September 12, 2002 | Aluma staff
There was an interesting piece in Protocol last week about Roblox’s next moves, which according to Friday’s announcement include a slate of enhancements intended to better target its “fastest-growing demographic,” players 17-24. Nick Statt and Janko Roettgers authored the essay and did a nice job of covering the announcement, which featured comments from Roblox Chief Product Officer, Manuel Bronstein. Manuel has a long tenure of success in gaming, so the company found the right person for the CPO job.
The funny thing is that, about six months ago, I thought about writing Manuel and suggesting the company split Roblox into kids and non-kids’ brands. But the deeper I thought, the more problematic this strategy became. I did a project recently on trust and safety for kids in games, and it’s a total shitshow. Roblox has more content moderators than it has full-time employees, and this is BEFORE it introduced text and voice chat. Roblox is opening a Pandora’s box here, both with child predators and generally antisocial behavior.
Roblox stock is now around $45/share, down from its high of $141 but at least better than its low of $21. Unfortunately, it is unlikely the company will recover. For two years, the youth of the world were using their laptops to play Roblox all day when they were supposed to be attending Zoom classes. Now that these kids are back in school, this time can never be recaptured. (Not to mention an entire generation of kids lost two years of education to Roblox, but that’s a different topic.)

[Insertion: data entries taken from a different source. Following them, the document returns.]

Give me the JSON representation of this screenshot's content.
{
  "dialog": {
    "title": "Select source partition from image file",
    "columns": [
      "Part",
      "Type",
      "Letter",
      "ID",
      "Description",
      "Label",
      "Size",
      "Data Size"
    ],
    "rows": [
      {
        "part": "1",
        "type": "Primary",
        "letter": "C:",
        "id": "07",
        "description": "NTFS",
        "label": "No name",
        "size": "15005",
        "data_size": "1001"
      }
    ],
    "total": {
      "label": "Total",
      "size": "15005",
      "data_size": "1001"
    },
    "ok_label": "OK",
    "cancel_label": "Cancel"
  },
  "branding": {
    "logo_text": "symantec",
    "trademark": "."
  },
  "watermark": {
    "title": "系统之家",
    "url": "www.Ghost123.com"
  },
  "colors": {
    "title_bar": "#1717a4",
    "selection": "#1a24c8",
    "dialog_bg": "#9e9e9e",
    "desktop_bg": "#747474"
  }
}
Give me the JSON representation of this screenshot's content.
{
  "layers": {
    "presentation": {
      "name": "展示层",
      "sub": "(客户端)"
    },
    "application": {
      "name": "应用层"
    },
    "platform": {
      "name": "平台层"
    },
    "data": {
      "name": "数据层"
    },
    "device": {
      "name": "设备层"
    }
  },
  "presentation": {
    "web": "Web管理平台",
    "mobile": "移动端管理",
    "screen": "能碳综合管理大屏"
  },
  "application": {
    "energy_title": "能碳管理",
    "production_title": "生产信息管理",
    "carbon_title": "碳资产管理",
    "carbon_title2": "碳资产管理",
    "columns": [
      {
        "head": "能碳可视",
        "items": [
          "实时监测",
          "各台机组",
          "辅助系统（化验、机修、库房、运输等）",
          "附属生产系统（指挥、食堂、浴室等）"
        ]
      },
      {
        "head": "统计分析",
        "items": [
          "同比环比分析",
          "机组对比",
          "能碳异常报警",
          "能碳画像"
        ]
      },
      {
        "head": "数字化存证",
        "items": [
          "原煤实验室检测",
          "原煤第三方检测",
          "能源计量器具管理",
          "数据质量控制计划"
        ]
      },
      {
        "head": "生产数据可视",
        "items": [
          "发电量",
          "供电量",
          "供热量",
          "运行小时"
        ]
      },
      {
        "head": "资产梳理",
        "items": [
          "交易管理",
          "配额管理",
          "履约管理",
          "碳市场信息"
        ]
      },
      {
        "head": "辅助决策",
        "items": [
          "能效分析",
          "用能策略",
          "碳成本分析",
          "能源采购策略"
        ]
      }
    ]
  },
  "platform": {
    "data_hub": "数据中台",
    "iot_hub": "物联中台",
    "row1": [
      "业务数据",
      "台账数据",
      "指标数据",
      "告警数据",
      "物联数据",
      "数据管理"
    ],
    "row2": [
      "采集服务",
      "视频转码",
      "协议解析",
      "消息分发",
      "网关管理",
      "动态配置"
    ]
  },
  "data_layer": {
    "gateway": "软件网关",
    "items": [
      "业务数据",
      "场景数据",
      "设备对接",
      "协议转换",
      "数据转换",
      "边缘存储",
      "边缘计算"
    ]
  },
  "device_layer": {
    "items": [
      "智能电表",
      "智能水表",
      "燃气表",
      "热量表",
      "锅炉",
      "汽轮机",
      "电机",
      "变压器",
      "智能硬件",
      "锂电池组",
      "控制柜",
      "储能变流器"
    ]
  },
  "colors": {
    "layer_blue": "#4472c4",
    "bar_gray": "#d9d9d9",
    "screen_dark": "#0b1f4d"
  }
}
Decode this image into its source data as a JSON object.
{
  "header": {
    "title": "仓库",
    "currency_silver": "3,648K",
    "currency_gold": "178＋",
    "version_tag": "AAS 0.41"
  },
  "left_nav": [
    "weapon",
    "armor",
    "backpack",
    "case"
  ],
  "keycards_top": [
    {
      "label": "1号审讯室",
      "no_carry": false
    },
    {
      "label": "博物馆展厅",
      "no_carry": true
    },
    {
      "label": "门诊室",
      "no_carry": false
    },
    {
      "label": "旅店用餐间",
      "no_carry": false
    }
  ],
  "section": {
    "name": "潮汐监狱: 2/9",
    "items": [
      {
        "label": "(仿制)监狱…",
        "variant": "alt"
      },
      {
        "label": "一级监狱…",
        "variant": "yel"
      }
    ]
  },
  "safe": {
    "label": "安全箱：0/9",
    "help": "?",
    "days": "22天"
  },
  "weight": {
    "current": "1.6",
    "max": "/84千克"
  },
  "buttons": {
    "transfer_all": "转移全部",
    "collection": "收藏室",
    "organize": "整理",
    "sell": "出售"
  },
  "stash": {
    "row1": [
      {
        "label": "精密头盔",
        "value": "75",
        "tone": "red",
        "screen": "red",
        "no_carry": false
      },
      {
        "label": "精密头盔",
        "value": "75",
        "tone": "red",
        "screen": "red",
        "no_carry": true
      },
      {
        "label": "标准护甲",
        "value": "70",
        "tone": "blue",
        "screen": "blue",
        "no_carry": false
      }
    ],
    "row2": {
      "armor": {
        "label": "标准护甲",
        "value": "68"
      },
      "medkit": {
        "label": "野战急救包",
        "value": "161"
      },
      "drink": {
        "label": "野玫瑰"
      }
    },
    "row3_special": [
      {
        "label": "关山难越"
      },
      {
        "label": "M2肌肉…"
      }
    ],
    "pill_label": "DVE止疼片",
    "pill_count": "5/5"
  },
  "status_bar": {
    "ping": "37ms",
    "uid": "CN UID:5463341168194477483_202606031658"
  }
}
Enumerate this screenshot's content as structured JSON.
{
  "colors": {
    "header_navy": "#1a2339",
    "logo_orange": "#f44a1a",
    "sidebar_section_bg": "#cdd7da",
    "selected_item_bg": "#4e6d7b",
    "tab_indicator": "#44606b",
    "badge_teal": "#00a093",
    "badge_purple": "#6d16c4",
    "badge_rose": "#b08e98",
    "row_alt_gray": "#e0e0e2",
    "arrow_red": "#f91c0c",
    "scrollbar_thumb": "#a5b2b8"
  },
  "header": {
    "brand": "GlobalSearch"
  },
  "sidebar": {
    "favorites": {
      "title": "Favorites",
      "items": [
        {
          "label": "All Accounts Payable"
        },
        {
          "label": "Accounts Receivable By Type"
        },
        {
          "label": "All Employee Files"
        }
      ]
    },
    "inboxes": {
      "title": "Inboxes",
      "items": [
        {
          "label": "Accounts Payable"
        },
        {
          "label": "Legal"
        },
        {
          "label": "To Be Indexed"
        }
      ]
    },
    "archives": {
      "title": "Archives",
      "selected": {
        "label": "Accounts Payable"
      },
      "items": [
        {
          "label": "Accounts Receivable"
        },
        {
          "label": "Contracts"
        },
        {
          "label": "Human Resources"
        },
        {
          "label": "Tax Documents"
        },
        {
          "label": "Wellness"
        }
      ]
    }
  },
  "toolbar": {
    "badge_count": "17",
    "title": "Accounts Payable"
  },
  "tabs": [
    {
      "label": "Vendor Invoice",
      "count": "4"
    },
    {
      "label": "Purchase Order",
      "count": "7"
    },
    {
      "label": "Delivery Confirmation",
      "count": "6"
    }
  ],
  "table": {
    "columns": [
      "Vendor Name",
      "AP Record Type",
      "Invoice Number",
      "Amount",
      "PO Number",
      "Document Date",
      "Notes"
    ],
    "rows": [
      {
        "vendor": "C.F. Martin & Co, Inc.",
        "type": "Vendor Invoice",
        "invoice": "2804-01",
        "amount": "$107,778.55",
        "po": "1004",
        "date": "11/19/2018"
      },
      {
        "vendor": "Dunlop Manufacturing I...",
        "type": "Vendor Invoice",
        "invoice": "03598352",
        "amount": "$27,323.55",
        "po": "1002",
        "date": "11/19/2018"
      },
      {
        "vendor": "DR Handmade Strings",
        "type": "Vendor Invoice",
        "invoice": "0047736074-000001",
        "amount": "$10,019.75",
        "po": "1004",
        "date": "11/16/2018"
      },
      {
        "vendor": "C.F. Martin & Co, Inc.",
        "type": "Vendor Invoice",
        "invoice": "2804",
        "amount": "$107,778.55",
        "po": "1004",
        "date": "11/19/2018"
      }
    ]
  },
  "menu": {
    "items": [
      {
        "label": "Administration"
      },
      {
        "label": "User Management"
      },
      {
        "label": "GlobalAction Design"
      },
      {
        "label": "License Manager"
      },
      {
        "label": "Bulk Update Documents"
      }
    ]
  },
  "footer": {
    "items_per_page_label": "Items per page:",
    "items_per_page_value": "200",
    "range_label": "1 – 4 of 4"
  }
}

This phenomenon is pretty much limited to Roblox, but we can’t prove it—it’s all speculation. So, at the end of the day, it’s good to see Roblox making these moves. However, we believe it will create more problems than it solves and won’t really move the needle when it comes to growing its audience. It may improve engagement and create some monetization improvements, but that’s not going to bring the stock price back up above $100.